Exercise requirements — Search the data for the string "Minutes" and gather each line it is in.

[[ Information provided open ]]

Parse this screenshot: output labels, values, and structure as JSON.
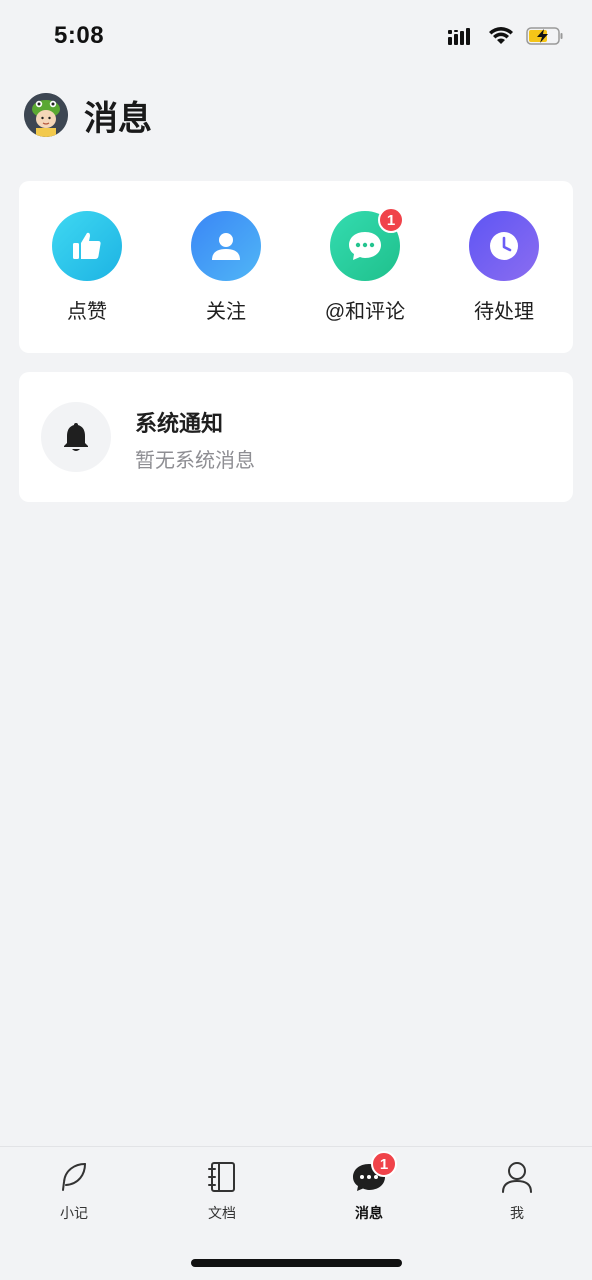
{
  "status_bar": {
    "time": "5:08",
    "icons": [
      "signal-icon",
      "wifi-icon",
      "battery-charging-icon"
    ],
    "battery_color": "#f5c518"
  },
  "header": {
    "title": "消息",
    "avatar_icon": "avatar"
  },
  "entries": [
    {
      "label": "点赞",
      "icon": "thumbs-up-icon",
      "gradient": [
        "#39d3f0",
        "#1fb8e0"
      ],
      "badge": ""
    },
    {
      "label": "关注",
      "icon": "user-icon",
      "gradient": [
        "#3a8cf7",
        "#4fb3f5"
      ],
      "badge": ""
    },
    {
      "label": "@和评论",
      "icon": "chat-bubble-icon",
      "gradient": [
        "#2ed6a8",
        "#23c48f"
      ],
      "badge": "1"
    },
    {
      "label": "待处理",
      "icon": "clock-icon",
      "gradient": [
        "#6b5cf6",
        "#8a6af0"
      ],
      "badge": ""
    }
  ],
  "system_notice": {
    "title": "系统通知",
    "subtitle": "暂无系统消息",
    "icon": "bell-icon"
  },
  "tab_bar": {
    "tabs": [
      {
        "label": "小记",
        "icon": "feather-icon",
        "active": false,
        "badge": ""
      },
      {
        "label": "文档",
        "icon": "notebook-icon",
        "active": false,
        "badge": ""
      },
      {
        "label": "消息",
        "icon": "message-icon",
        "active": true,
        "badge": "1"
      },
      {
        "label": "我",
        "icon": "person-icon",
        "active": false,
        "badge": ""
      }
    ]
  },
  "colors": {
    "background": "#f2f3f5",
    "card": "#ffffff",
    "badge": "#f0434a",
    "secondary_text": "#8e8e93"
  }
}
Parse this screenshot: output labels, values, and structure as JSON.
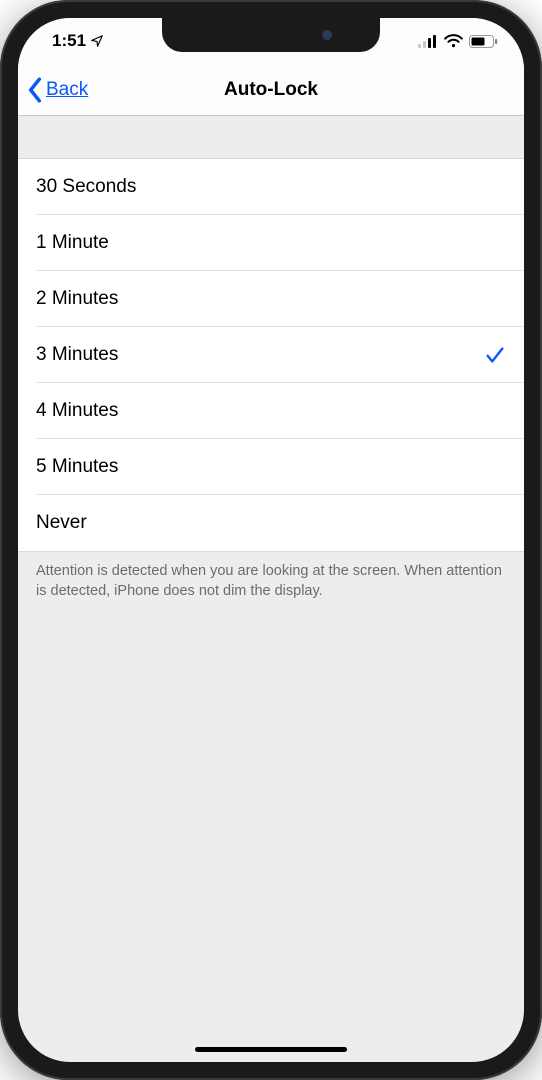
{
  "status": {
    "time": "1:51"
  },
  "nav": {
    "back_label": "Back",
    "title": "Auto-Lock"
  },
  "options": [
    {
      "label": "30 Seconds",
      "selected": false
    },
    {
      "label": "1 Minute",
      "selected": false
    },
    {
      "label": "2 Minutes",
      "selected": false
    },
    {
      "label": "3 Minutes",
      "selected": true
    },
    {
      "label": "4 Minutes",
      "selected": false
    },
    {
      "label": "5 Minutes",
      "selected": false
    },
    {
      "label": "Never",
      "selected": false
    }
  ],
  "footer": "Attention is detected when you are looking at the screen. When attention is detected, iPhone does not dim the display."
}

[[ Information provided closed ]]
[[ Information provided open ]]

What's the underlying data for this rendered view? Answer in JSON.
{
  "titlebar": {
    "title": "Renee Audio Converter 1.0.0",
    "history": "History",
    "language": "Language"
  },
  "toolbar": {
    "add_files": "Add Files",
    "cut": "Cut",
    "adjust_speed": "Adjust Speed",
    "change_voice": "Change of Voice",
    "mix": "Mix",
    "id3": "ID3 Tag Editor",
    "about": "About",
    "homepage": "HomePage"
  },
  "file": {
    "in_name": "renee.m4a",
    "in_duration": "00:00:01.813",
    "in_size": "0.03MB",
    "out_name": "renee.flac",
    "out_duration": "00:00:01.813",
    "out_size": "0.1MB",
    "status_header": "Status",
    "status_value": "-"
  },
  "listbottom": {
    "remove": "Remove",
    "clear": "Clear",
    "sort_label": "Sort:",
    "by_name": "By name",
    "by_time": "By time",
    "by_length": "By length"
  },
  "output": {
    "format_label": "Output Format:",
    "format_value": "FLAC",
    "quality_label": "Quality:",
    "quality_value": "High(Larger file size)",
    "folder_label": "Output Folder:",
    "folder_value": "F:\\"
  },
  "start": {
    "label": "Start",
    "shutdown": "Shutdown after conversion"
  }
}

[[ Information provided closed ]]

Response —
      "label": "2 Minutes",
      "label": "3 Minutes",
      "label": "4 Minutes",
      "label": "5 Minutes",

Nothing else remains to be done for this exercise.